-- Data extract follows --

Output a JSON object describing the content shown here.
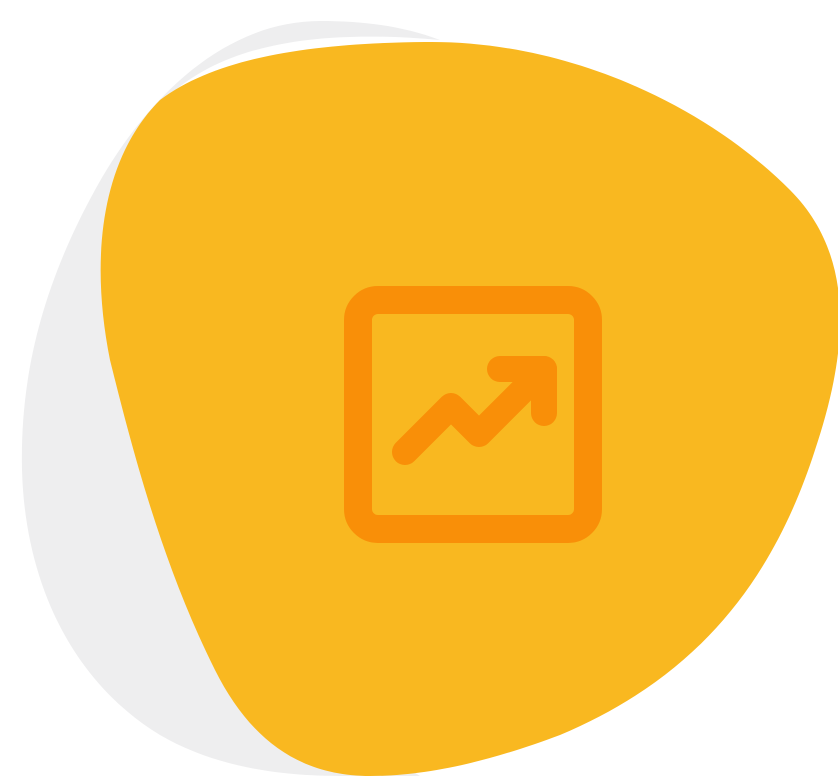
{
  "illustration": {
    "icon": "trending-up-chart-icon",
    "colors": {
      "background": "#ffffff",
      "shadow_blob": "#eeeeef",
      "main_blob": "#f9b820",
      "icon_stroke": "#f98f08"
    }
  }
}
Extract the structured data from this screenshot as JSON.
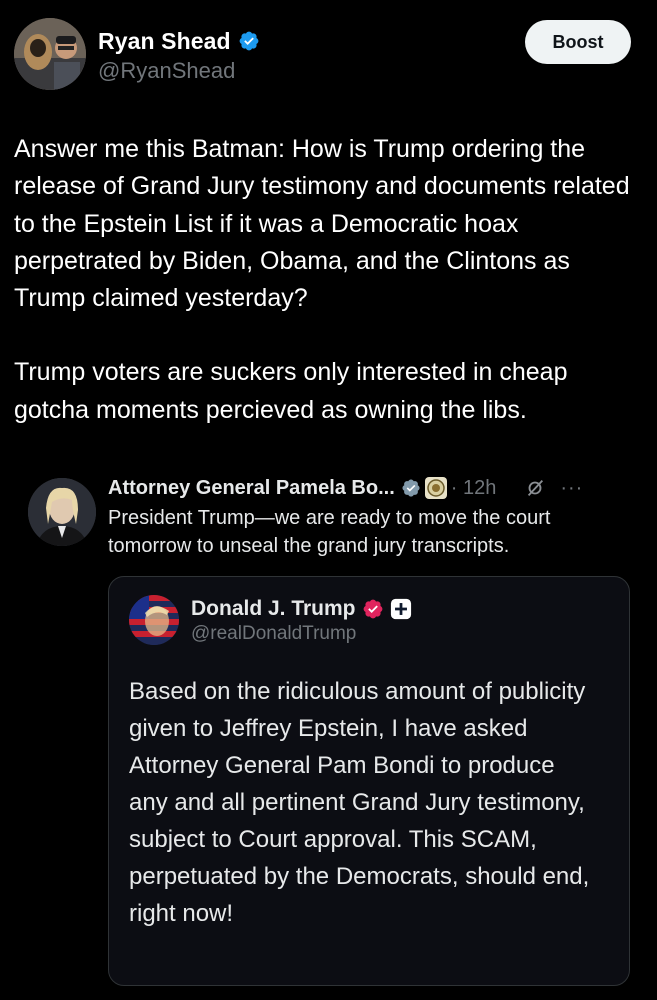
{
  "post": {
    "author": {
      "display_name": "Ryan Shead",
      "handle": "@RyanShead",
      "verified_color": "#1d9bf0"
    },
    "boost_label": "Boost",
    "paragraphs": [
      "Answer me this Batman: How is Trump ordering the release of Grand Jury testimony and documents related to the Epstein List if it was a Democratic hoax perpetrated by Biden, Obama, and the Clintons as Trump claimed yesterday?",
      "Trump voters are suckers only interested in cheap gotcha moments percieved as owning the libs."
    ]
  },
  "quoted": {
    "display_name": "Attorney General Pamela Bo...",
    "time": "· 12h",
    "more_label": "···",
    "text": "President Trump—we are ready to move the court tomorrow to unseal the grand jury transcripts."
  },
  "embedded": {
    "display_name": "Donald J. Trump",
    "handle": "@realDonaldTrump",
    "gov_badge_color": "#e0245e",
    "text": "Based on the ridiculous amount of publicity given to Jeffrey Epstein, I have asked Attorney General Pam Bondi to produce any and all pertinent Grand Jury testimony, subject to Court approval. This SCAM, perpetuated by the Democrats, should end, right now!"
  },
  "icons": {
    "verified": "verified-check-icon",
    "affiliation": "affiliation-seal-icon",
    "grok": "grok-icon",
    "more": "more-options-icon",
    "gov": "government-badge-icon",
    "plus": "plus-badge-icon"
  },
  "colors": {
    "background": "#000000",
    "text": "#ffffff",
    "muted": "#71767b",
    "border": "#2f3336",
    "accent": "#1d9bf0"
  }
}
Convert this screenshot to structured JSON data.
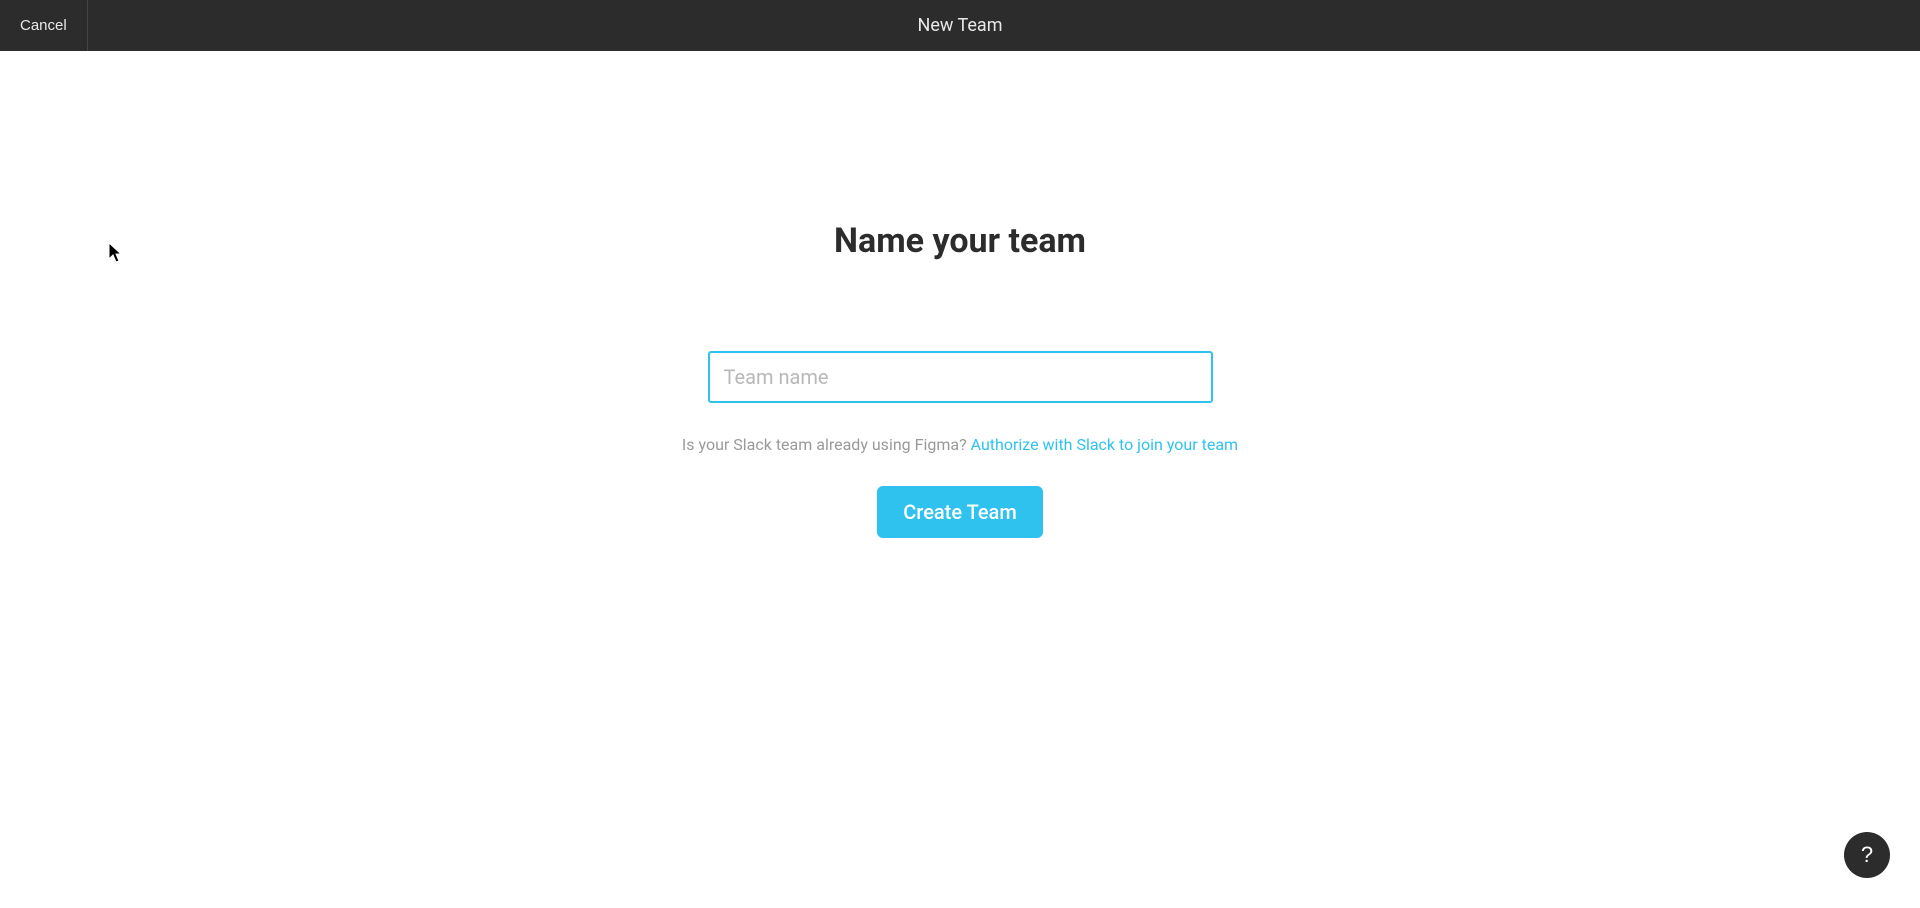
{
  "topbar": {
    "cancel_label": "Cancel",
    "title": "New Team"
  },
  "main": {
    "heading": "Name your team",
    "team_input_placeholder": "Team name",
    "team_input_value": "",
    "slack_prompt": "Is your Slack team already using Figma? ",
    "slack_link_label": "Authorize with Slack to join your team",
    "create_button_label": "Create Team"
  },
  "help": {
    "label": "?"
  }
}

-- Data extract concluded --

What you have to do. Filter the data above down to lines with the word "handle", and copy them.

Result of this exercise.
      "handle": "@RyanShead",
    "handle": "@realDonaldTrump",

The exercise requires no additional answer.